Assignment — Please retype the records below exactly as they stand.

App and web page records
----------------------------------------

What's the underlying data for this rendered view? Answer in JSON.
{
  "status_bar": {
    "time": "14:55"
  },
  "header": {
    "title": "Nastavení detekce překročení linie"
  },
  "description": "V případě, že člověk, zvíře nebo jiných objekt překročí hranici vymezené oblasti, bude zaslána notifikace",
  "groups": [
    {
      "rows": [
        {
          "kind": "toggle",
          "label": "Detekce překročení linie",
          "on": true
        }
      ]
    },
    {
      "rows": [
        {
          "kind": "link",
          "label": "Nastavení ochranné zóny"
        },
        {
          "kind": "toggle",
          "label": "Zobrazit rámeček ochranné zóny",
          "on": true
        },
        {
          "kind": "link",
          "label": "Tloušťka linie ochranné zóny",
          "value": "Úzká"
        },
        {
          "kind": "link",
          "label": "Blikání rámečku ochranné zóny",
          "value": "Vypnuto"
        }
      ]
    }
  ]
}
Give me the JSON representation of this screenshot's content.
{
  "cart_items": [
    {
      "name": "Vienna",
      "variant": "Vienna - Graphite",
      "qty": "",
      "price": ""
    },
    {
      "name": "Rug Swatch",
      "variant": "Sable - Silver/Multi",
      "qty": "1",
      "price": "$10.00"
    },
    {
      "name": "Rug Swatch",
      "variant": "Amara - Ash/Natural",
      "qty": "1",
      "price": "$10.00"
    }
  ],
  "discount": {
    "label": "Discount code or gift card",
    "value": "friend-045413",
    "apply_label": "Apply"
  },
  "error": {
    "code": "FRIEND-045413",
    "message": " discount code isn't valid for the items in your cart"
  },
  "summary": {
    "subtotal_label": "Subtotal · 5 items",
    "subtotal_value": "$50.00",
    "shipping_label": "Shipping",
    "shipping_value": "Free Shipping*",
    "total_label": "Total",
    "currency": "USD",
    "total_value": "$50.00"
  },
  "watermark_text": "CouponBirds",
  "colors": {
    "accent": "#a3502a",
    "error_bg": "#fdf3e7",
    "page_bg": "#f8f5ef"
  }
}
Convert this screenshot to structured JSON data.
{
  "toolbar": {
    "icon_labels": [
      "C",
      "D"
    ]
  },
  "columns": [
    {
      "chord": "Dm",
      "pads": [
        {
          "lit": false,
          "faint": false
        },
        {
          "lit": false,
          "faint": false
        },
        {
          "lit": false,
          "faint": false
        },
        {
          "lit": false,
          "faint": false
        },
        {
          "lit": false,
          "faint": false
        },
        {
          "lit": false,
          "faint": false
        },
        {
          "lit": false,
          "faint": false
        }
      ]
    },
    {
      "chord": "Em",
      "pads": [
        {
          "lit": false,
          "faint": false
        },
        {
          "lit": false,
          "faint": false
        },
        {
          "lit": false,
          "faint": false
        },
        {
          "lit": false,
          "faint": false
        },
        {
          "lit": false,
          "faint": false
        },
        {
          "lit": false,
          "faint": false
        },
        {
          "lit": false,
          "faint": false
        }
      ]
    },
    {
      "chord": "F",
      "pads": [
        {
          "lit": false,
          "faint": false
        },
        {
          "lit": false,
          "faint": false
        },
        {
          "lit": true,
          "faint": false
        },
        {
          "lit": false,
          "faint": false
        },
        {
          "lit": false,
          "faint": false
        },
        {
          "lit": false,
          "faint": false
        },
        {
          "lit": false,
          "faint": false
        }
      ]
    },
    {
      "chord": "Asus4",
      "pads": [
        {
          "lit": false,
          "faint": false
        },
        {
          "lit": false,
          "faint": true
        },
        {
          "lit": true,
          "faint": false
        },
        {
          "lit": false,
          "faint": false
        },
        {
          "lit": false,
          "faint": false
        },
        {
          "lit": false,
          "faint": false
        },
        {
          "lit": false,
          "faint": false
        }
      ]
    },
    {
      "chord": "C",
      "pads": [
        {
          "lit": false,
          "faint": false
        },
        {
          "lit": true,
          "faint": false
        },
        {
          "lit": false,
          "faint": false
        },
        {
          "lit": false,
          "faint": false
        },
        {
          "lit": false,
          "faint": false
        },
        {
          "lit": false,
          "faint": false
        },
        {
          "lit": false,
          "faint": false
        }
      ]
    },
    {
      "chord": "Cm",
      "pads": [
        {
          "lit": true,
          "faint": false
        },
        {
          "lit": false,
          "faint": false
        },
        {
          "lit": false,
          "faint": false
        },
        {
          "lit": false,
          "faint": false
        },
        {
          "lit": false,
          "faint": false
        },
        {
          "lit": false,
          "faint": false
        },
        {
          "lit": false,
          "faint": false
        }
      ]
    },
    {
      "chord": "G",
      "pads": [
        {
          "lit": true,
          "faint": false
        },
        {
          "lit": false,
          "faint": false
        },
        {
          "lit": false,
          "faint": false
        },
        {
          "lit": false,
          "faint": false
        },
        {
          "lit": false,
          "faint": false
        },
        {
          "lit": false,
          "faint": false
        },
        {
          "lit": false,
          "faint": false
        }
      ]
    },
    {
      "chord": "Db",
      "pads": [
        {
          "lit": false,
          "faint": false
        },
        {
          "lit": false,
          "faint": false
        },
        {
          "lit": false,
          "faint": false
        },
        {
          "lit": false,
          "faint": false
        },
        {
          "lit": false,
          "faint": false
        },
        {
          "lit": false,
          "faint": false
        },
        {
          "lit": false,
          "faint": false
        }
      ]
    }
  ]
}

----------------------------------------

Expected output —
What's the underlying data for this rendered view? Answer in JSON.
{
  "status_bar": {
    "time": "14:55"
  },
  "header": {
    "title": "Nastavení detekce překročení linie"
  },
  "description": "V případě, že člověk, zvíře nebo jiných objekt překročí hranici vymezené oblasti, bude zaslána notifikace",
  "groups": [
    {
      "rows": [
        {
          "kind": "toggle",
          "label": "Detekce překročení linie",
          "on": true
        }
      ]
    },
    {
      "rows": [
        {
          "kind": "link",
          "label": "Nastavení ochranné zóny"
        },
        {
          "kind": "toggle",
          "label": "Zobrazit rámeček ochranné zóny",
          "on": true
        },
        {
          "kind": "link",
          "label": "Tloušťka linie ochranné zóny",
          "value": "Úzká"
        },
        {
          "kind": "link",
          "label": "Blikání rámečku ochranné zóny",
          "value": "Vypnuto"
        }
      ]
    }
  ]
}
Give me the JSON representation of this screenshot's content.
{
  "cart_items": [
    {
      "name": "Vienna",
      "variant": "Vienna - Graphite",
      "qty": "",
      "price": ""
    },
    {
      "name": "Rug Swatch",
      "variant": "Sable - Silver/Multi",
      "qty": "1",
      "price": "$10.00"
    },
    {
      "name": "Rug Swatch",
      "variant": "Amara - Ash/Natural",
      "qty": "1",
      "price": "$10.00"
    }
  ],
  "discount": {
    "label": "Discount code or gift card",
    "value": "friend-045413",
    "apply_label": "Apply"
  },
  "error": {
    "code": "FRIEND-045413",
    "message": " discount code isn't valid for the items in your cart"
  },
  "summary": {
    "subtotal_label": "Subtotal · 5 items",
    "subtotal_value": "$50.00",
    "shipping_label": "Shipping",
    "shipping_value": "Free Shipping*",
    "total_label": "Total",
    "currency": "USD",
    "total_value": "$50.00"
  },
  "watermark_text": "CouponBirds",
  "colors": {
    "accent": "#a3502a",
    "error_bg": "#fdf3e7",
    "page_bg": "#f8f5ef"
  }
}
Convert this screenshot to structured JSON data.
{
  "toolbar": {
    "icon_labels": [
      "C",
      "D"
    ]
  },
  "columns": [
    {
      "chord": "Dm",
      "pads": [
        {
          "lit": false,
          "faint": false
        },
        {
          "lit": false,
          "faint": false
        },
        {
          "lit": false,
          "faint": false
        },
        {
          "lit": false,
          "faint": false
        },
        {
          "lit": false,
          "faint": false
        },
        {
          "lit": false,
          "faint": false
        },
        {
          "lit": false,
          "faint": false
        }
      ]
    },
    {
      "chord": "Em",
      "pads": [
        {
          "lit": false,
          "faint": false
        },
        {
          "lit": false,
          "faint": false
        },
        {
          "lit": false,
          "faint": false
        },
        {
          "lit": false,
          "faint": false
        },
        {
          "lit": false,
          "faint": false
        },
        {
          "lit": false,
          "faint": false
        },
        {
          "lit": false,
          "faint": false
        }
      ]
    },
    {
      "chord": "F",
      "pads": [
        {
          "lit": false,
          "faint": false
        },
        {
          "lit": false,
          "faint": false
        },
        {
          "lit": true,
          "faint": false
        },
        {
          "lit": false,
          "faint": false
        },
        {
          "lit": false,
          "faint": false
        },
        {
          "lit": false,
          "faint": false
        },
        {
          "lit": false,
          "faint": false
        }
      ]
    },
    {
      "chord": "Asus4",
      "pads": [
        {
          "lit": false,
          "faint": false
        },
        {
          "lit": false,
          "faint": true
        },
        {
          "lit": true,
          "faint": false
        },
        {
          "lit": false,
          "faint": false
        },
        {
          "lit": false,
          "faint": false
        },
        {
          "lit": false,
          "faint": false
        },
        {
          "lit": false,
          "faint": false
        }
      ]
    },
    {
      "chord": "C",
      "pads": [
        {
          "lit": false,
          "faint": false
        },
        {
          "lit": true,
          "faint": false
        },
        {
          "lit": false,
          "faint": false
        },
        {
          "lit": false,
          "faint": false
        },
        {
          "lit": false,
          "faint": false
        },
        {
          "lit": false,
          "faint": false
        },
        {
          "lit": false,
          "faint": false
        }
      ]
    },
    {
      "chord": "Cm",
      "pads": [
        {
          "lit": true,
          "faint": false
        },
        {
          "lit": false,
          "faint": false
        },
        {
          "lit": false,
          "faint": false
        },
        {
          "lit": false,
          "faint": false
        },
        {
          "lit": false,
          "faint": false
        },
        {
          "lit": false,
          "faint": false
        },
        {
          "lit": false,
          "faint": false
        }
      ]
    },
    {
      "chord": "G",
      "pads": [
        {
          "lit": true,
          "faint": false
        },
        {
          "lit": false,
          "faint": false
        },
        {
          "lit": false,
          "faint": false
        },
        {
          "lit": false,
          "faint": false
        },
        {
          "lit": false,
          "faint": false
        },
        {
          "lit": false,
          "faint": false
        },
        {
          "lit": false,
          "faint": false
        }
      ]
    },
    {
      "chord": "Db",
      "pads": [
        {
          "lit": false,
          "faint": false
        },
        {
          "lit": false,
          "faint": false
        },
        {
          "lit": false,
          "faint": false
        },
        {
          "lit": false,
          "faint": false
        },
        {
          "lit": false,
          "faint": false
        },
        {
          "lit": false,
          "faint": false
        },
        {
          "lit": false,
          "faint": false
        }
      ]
    }
  ]
}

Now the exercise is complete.